- Exercise requirements:
Look through the data below for the string "kind", and copy every line where it turns up.
=== Begin Enclosure ===
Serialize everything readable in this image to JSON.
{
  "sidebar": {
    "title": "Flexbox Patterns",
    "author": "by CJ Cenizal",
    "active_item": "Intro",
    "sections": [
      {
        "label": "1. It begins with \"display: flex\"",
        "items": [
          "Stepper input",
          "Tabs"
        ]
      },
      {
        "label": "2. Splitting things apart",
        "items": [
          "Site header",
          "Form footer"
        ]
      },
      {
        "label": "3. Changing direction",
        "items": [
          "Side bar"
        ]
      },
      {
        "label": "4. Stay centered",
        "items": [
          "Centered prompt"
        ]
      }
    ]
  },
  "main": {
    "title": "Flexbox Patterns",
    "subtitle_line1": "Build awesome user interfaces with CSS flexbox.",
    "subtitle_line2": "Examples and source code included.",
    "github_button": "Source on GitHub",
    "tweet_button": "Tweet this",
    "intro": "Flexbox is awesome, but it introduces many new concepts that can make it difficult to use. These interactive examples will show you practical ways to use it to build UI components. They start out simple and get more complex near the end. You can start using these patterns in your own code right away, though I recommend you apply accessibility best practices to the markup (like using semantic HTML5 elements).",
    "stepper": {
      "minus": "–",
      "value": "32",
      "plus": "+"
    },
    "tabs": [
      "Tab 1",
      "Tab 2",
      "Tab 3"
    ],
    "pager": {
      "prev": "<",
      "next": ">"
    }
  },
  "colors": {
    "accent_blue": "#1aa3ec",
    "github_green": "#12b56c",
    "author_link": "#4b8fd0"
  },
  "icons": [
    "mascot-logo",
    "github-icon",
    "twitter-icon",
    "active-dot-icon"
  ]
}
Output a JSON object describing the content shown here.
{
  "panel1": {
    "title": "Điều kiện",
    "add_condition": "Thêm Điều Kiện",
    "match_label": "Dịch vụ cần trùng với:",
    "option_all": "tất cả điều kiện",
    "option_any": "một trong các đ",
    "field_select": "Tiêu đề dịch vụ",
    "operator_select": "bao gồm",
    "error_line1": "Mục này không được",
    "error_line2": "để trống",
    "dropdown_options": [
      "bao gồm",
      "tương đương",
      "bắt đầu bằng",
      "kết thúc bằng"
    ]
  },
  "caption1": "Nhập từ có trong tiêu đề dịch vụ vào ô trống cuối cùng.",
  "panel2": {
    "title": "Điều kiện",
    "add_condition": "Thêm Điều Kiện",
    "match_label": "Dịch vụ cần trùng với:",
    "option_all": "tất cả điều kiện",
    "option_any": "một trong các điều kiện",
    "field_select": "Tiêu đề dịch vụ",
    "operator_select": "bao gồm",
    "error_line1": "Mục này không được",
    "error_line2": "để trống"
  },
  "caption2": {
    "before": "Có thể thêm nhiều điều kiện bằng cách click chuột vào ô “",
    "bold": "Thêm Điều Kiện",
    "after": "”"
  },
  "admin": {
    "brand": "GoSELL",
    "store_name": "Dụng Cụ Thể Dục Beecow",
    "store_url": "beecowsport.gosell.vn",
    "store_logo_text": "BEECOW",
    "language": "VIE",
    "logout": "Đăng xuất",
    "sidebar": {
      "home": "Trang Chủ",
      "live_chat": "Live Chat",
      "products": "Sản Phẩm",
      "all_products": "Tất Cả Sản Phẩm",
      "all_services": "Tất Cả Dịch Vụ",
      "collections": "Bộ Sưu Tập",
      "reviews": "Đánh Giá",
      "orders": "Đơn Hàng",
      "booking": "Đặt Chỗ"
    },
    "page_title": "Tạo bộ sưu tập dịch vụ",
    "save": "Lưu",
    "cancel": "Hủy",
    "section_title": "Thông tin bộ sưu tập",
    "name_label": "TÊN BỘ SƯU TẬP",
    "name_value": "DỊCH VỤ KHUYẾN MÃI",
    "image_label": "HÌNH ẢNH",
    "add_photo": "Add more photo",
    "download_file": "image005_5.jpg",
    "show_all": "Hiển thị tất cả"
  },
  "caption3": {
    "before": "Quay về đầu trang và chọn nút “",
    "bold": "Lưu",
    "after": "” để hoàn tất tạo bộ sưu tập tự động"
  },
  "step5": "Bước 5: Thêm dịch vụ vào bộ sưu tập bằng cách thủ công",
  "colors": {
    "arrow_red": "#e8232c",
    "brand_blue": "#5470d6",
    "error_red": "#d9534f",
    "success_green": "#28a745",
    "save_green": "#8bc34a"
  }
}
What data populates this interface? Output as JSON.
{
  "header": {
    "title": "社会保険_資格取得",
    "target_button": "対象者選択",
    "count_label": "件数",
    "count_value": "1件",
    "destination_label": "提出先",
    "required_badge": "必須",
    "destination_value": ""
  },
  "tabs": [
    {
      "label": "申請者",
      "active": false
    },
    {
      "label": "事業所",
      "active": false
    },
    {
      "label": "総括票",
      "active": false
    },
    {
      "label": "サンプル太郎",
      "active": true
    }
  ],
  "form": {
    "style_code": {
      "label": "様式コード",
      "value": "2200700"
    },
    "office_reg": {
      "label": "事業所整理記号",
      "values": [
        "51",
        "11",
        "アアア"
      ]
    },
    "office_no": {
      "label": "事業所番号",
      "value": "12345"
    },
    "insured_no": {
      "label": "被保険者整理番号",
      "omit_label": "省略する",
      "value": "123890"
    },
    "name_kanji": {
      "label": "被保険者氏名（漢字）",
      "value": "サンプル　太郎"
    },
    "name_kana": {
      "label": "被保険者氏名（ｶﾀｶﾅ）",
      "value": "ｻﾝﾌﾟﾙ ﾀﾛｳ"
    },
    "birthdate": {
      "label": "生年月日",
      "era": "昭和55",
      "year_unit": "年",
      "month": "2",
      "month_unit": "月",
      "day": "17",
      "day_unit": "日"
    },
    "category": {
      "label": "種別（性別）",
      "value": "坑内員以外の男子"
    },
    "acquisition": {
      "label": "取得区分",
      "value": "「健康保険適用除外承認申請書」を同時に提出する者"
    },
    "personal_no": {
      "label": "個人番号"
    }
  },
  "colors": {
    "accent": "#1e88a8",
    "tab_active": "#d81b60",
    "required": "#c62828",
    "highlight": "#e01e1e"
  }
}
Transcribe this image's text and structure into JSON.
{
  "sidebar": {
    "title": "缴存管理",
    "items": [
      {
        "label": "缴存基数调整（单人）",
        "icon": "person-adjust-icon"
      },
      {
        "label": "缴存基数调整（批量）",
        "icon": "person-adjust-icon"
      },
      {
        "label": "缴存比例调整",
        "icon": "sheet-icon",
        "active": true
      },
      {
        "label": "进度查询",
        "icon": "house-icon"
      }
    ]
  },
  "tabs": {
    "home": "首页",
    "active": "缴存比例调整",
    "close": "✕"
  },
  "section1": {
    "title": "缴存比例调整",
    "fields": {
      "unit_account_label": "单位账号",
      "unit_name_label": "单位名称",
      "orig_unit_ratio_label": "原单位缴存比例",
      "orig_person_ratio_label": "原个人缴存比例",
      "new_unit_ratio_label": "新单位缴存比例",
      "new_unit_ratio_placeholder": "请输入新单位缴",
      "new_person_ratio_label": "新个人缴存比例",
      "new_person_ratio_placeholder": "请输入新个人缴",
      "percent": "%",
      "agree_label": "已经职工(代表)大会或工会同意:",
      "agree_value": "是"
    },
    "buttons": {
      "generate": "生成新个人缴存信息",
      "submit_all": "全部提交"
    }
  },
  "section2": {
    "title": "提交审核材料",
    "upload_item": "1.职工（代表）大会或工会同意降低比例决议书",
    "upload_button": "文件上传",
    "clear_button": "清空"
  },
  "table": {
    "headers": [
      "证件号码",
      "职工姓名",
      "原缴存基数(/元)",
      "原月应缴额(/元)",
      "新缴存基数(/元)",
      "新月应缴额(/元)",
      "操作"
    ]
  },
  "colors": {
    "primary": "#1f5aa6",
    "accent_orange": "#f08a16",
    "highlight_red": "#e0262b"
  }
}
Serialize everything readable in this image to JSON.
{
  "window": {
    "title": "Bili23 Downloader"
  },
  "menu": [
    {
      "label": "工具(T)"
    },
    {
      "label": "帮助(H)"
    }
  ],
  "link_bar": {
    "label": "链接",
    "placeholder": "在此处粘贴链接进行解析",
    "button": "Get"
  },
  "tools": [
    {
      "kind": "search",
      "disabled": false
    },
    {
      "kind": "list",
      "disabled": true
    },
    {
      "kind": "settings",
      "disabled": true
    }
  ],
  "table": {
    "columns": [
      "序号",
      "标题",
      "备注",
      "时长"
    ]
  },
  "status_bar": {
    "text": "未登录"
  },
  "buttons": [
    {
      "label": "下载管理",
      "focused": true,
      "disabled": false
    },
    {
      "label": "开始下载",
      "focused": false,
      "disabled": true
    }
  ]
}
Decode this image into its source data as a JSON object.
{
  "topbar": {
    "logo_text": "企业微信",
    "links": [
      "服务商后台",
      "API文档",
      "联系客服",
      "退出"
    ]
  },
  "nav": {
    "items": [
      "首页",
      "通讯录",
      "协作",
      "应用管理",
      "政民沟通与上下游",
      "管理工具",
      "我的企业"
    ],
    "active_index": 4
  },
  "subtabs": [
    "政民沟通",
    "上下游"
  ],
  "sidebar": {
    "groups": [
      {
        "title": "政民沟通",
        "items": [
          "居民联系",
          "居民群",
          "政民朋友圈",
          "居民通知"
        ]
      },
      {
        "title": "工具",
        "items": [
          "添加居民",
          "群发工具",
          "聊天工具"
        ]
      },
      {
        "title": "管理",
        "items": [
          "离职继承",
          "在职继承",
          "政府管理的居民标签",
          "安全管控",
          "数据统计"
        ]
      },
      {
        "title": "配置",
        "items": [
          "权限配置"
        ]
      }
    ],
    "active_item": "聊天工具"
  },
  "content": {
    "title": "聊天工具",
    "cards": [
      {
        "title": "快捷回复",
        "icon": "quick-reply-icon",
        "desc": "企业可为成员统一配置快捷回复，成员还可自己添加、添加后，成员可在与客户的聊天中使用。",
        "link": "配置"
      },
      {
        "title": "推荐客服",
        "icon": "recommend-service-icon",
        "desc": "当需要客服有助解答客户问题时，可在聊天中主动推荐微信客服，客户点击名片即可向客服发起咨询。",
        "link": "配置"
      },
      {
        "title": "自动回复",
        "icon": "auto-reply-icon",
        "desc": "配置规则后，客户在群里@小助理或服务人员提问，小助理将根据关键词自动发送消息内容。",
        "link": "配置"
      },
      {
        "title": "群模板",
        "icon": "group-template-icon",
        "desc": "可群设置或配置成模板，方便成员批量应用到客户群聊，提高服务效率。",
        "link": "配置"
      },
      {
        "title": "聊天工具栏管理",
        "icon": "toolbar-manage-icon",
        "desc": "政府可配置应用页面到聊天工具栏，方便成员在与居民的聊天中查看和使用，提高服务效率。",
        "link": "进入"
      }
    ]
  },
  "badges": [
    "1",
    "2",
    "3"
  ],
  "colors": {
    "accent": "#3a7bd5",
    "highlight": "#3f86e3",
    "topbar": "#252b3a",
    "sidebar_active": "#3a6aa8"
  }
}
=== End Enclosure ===
- Written response:
      "kind": "search",
      "kind": "list",
      "kind": "settings",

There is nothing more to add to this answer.